**Task prompt:** Report each line from the listing that the string "true" appears in.

=== Section Start ===

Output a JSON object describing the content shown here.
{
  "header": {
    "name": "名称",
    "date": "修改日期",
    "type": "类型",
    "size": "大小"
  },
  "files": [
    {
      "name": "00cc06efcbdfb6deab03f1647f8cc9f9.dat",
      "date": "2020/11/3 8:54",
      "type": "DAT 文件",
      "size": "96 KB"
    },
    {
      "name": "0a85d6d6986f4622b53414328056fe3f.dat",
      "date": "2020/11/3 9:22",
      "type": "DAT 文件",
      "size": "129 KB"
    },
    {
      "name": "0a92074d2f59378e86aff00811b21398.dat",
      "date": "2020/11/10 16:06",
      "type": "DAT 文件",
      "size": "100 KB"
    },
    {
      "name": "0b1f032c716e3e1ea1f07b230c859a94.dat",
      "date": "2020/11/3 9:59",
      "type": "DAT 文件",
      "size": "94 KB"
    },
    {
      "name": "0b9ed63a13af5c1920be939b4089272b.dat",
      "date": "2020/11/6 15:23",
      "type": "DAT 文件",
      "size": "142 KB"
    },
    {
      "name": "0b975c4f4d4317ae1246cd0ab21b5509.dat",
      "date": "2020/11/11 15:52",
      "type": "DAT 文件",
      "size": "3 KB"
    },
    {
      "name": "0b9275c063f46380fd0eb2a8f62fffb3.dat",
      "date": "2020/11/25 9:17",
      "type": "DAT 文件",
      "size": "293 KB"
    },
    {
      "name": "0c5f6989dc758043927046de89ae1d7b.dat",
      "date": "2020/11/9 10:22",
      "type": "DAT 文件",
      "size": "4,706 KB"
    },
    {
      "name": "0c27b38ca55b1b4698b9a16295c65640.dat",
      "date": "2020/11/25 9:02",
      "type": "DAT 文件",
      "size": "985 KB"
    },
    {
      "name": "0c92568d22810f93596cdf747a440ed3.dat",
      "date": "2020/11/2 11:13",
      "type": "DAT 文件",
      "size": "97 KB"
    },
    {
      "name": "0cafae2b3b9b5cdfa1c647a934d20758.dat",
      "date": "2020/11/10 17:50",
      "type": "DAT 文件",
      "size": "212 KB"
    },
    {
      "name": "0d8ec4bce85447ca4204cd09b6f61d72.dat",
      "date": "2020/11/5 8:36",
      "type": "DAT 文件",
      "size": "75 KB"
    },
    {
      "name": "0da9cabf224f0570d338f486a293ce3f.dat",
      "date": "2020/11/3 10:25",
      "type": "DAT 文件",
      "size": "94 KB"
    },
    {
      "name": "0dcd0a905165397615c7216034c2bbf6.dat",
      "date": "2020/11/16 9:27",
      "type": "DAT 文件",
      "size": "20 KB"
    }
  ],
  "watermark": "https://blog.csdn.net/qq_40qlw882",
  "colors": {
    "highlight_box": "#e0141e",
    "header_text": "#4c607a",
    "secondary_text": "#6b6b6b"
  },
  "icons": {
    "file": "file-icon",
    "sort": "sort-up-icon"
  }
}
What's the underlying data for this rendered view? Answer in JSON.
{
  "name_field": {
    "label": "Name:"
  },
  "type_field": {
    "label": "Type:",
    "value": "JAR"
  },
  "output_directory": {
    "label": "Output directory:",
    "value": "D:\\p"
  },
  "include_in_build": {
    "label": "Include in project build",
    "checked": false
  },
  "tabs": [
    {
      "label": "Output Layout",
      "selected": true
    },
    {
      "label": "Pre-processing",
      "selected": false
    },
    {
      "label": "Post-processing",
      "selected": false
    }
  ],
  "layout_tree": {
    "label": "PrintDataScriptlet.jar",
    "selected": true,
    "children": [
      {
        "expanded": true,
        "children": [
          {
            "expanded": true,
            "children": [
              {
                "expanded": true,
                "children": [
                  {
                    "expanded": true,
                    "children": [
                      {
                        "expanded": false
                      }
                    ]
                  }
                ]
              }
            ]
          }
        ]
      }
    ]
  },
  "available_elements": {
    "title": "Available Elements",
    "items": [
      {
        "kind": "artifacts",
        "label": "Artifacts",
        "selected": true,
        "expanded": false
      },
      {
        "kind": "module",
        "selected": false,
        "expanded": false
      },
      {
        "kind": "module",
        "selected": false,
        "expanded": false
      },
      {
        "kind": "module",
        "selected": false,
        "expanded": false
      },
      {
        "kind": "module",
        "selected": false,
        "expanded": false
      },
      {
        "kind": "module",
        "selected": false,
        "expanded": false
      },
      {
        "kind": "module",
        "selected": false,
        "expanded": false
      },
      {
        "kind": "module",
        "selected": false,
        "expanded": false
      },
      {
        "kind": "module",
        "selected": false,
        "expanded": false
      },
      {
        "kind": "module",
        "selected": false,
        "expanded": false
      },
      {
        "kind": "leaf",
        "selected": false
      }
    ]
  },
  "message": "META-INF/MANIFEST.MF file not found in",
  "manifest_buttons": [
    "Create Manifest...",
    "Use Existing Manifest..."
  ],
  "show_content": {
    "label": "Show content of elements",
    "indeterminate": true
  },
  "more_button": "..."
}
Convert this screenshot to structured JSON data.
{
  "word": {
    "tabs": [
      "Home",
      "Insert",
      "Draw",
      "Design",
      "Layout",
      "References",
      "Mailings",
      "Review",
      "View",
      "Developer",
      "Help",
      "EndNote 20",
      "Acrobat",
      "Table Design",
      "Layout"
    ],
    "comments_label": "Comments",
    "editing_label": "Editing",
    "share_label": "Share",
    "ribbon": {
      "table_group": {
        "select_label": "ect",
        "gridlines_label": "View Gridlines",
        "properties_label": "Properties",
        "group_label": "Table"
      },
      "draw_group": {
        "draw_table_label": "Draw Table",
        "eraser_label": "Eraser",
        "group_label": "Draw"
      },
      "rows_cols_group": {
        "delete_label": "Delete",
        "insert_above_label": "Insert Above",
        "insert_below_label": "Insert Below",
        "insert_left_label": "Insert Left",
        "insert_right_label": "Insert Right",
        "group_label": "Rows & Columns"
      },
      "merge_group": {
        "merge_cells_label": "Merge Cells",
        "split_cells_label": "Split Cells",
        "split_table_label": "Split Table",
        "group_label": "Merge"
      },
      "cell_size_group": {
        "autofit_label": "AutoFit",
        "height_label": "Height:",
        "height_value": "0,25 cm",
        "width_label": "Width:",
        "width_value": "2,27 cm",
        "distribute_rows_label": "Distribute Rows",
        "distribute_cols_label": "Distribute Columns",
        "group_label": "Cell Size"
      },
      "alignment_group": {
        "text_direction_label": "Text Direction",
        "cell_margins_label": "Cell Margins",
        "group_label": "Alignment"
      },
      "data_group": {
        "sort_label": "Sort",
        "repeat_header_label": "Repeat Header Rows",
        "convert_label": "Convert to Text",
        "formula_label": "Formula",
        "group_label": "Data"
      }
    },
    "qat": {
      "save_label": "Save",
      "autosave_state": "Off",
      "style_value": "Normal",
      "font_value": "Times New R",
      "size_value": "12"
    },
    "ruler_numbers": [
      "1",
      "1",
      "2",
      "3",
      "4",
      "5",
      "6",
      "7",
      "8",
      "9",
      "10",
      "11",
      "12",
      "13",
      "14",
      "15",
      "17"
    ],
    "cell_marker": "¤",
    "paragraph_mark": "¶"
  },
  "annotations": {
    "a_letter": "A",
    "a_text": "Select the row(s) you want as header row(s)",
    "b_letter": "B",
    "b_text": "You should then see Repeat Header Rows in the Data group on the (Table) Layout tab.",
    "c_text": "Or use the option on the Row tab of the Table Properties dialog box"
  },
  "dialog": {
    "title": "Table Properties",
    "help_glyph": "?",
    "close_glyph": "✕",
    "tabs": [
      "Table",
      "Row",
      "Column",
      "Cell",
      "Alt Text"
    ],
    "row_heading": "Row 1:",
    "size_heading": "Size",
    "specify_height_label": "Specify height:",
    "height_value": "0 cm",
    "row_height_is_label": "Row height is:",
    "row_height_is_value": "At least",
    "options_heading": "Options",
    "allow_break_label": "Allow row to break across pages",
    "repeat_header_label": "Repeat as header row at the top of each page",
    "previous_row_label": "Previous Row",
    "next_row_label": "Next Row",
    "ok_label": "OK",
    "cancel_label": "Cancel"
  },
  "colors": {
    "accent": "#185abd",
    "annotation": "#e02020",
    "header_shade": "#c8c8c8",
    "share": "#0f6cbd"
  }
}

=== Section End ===

**Written reply:**
      "selected": true
    "selected": true,
        "expanded": true,
            "expanded": true,
                "expanded": true,
                    "expanded": true,
        "selected": true,
    "indeterminate": true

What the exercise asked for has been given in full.